Infection of the eye after surgery: Most infections can be effectively treated if picked up at an early stage. However, there is a risk that an infection can create severe damage that could lead to blindness in the affected eye. Fortunately, eye infections after surgery are rare, occurring in only 1 of 2000 cases.

Retinal detachment: This can occur spontaneously in an eye that has never had surgery of any type. However, an eye that has undergone macular hole surgery is at greater risk of developing retinal detachment. A retinal detachment may occur soon after surgery, occasionally it develops months or years later. It can lead to blindness if not repaired. Fortunately, nearly all retinal detachments can be repaired with additional surgery. Retinal detachment after macular hole surgery occurs in between 1 and 2 in every 100 cases. Ongoing improvements in surgical techniques and instruments are reducing this likelihood.

Cataract: These cause haziness in the lens of the eye and commonly develop as a natural consequence of ageing. Having a vitrectomy causes cataracts to progress more quickly. Cataract surgery may be needed within one year of vitrectomy surgery.

Learn more

For further information talk to an optometrist or eye specialist. Optometrists are listed in the 'Yellow Pages' of your telephone book. Eye specialists are listed with registered medical practitioners at the front of the white pages of your telephone book.

Macular hole Eye Institute Auckland, NZ
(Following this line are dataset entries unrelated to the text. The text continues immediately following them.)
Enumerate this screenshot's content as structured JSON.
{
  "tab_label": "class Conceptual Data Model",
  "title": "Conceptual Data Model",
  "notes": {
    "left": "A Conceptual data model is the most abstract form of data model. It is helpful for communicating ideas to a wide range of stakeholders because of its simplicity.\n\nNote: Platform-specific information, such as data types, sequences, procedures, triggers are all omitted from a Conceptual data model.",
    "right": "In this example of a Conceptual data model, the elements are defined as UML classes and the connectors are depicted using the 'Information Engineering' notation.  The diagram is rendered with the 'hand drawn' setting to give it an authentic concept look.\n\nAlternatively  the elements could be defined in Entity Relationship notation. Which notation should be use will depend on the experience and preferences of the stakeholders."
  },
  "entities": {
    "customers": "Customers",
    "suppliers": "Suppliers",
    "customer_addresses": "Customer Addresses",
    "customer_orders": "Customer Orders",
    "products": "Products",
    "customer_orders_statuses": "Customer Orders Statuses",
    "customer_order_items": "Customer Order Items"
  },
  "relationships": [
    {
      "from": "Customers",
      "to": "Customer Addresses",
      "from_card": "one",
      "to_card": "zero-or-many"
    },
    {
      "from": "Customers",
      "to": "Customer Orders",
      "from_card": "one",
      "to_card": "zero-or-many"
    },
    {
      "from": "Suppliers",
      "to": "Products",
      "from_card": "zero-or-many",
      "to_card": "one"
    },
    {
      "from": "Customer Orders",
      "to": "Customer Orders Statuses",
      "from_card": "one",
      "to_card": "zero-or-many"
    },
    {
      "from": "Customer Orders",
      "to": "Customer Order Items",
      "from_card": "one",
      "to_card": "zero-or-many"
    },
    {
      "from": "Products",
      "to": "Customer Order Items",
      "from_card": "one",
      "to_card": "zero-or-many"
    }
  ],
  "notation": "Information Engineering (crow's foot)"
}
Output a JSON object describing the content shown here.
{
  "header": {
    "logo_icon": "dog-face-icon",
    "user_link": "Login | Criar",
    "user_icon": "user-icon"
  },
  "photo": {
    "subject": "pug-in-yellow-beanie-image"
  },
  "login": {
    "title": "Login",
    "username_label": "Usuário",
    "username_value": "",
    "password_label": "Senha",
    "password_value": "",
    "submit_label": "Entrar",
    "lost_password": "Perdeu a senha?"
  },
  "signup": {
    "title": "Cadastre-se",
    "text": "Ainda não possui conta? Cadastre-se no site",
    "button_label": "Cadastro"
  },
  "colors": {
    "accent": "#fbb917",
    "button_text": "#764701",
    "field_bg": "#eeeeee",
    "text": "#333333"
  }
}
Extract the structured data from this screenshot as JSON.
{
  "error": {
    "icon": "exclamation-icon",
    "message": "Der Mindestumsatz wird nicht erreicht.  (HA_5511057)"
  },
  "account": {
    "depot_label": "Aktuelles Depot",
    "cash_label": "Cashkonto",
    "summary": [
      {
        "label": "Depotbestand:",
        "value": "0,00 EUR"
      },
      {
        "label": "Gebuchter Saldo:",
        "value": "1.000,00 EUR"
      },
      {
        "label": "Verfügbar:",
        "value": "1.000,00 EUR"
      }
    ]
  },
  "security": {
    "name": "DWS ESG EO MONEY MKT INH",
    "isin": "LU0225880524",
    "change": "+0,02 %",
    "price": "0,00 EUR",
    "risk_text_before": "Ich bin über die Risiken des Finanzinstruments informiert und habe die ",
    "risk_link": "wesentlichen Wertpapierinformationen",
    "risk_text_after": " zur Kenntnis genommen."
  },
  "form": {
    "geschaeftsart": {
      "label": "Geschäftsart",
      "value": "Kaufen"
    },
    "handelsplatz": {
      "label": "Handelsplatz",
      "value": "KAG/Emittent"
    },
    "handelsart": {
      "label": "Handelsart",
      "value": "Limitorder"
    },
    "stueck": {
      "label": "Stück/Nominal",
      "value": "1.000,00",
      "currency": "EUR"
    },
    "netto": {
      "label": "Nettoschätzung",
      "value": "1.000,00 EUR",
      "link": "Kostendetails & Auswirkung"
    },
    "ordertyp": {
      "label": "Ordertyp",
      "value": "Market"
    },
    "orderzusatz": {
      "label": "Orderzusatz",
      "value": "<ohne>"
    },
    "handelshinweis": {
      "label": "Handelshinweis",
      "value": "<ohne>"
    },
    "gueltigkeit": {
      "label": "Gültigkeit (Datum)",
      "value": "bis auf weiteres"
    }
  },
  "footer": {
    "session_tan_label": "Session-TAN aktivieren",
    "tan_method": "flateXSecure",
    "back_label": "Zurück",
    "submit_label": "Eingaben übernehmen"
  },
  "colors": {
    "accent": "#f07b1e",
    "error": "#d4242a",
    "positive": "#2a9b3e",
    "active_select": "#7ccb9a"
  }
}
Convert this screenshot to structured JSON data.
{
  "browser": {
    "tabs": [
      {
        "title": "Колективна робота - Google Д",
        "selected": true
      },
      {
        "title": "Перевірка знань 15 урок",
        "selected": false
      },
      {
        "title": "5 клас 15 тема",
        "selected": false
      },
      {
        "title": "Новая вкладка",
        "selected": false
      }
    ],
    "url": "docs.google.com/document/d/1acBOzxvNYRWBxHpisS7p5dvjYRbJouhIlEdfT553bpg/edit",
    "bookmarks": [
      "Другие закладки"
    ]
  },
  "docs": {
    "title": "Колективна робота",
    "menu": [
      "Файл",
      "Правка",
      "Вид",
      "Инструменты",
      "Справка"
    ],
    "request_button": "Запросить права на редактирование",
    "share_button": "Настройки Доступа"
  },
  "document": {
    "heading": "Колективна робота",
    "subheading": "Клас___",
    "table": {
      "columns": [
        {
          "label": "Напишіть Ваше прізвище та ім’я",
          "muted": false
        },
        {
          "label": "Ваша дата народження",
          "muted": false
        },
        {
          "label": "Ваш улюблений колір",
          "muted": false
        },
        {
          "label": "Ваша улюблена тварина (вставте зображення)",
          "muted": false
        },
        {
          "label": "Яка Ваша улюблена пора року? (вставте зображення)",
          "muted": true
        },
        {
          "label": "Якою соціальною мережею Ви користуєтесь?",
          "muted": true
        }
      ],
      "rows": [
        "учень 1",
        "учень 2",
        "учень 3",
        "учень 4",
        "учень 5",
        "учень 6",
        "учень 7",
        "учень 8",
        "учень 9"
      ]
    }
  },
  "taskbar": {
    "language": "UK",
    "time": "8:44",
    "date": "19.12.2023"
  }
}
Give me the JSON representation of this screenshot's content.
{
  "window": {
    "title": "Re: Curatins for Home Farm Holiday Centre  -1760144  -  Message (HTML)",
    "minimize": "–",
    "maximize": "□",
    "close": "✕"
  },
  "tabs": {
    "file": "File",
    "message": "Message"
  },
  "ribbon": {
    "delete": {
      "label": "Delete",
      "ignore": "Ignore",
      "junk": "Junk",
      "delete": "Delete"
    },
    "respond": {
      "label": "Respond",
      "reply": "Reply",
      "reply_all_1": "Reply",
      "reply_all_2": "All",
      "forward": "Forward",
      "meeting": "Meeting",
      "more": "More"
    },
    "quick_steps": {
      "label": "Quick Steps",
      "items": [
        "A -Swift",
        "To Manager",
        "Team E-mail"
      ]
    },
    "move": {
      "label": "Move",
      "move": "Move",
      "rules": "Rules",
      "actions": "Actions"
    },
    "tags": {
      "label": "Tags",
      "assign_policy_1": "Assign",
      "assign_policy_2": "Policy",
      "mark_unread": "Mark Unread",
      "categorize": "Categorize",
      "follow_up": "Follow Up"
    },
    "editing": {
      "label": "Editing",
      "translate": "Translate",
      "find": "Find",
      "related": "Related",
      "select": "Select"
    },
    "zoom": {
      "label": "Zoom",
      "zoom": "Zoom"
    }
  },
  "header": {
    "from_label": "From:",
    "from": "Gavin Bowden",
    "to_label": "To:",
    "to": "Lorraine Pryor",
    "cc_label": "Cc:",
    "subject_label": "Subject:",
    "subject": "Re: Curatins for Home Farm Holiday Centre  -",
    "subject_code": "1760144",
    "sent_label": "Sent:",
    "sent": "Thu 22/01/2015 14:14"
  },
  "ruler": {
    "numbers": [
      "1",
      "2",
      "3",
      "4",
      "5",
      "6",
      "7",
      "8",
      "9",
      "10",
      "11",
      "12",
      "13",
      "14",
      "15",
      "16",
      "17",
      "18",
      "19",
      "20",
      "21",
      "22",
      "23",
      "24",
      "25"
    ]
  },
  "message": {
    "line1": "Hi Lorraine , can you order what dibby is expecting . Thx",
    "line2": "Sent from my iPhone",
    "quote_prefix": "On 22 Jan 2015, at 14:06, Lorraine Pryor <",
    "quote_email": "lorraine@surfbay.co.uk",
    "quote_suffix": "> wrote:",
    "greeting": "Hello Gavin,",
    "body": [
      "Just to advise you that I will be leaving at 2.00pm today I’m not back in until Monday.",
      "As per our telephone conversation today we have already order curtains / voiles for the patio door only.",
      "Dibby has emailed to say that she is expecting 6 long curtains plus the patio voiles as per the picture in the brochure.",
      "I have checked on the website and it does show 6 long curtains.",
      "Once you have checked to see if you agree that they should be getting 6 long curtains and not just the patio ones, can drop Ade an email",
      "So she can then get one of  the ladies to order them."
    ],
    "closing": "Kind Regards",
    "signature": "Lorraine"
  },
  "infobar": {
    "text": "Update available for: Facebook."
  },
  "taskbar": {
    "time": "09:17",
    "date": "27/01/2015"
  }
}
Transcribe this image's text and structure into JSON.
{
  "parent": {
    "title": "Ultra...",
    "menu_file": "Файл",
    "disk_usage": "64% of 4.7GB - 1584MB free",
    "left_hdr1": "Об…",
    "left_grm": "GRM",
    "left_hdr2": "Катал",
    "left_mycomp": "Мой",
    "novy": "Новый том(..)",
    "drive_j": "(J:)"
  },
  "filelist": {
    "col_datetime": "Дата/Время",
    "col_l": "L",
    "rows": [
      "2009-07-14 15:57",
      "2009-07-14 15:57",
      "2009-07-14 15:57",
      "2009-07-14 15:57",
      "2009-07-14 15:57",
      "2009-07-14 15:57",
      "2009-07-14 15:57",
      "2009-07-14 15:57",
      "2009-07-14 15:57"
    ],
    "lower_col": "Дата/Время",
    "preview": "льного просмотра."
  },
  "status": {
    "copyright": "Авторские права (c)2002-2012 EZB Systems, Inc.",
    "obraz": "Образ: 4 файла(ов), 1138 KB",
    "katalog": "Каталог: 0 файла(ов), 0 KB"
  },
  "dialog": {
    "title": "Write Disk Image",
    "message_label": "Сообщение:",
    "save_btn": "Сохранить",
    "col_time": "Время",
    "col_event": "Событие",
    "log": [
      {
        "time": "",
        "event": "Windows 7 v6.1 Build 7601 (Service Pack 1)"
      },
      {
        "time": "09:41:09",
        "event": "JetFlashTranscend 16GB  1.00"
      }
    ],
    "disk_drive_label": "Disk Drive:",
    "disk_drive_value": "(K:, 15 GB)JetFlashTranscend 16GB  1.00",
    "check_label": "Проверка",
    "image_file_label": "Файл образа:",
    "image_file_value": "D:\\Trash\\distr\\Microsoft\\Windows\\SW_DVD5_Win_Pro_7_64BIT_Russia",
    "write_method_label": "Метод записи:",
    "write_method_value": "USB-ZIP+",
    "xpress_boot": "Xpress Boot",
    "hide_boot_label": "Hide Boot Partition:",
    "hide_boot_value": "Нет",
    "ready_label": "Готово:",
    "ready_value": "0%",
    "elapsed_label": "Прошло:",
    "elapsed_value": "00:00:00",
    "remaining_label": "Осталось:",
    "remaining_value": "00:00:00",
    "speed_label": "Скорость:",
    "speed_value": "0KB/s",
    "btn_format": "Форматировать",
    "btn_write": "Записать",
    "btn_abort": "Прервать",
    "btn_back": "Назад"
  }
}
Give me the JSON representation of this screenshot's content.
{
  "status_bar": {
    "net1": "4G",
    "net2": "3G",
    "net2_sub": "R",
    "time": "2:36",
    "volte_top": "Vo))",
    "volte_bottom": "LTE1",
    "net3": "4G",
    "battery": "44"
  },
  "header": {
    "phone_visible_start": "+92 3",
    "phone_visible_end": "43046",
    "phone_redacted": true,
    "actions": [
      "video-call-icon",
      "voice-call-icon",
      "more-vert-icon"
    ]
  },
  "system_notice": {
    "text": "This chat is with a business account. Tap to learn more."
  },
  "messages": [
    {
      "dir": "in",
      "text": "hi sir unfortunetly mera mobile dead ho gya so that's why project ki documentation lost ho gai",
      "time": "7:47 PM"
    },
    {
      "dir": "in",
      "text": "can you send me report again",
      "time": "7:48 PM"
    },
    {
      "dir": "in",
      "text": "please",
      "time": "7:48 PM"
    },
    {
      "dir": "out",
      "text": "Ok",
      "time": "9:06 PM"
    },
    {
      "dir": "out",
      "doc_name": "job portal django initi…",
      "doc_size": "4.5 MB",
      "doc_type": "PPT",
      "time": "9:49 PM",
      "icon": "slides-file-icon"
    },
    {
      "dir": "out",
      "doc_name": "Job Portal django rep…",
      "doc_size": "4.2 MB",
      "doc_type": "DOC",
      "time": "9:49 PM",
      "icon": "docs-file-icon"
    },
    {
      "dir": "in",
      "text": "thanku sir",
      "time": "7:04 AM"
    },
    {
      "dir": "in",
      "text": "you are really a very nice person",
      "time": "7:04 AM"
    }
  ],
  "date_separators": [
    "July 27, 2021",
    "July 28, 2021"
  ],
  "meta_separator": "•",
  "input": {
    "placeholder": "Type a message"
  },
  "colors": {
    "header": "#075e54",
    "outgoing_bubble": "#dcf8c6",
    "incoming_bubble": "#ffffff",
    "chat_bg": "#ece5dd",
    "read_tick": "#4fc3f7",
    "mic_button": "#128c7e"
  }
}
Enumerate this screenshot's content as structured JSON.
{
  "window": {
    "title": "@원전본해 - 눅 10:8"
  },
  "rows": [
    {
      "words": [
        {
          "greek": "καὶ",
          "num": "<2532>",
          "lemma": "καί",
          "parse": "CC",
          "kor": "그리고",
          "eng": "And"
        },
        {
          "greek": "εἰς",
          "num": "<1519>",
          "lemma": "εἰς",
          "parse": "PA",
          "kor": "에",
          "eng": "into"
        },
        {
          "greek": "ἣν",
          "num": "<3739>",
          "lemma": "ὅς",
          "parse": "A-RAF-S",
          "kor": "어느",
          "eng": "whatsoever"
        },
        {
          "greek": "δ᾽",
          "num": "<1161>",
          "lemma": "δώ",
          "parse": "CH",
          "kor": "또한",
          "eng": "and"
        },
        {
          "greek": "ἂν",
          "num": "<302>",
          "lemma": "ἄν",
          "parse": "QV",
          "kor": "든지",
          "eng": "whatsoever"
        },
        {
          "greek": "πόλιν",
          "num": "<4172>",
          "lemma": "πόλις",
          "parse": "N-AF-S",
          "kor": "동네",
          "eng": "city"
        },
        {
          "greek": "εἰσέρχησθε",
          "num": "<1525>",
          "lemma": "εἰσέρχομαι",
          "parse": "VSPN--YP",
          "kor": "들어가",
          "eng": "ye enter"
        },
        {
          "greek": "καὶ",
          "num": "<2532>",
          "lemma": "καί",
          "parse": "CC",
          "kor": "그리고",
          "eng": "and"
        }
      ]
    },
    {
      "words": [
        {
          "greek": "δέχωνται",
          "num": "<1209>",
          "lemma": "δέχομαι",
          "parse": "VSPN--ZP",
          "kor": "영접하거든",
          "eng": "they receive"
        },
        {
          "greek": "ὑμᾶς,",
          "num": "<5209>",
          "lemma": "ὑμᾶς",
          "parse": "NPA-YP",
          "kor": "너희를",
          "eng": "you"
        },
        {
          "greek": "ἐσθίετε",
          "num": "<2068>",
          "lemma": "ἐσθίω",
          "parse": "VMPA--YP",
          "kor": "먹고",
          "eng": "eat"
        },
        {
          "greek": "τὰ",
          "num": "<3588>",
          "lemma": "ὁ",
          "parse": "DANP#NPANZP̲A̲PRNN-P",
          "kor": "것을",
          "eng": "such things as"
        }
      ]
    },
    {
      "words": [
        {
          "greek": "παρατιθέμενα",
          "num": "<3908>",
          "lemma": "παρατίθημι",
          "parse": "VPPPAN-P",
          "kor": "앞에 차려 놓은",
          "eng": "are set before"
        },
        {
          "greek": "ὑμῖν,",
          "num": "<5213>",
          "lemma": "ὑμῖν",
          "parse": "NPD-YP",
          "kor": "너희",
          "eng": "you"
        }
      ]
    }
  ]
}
Credits: Ophthalmologist Peter Hadden, a cataract and retinal surgery specialist at the Eye Institute, August 2012. Health Navigator NZ July 2014.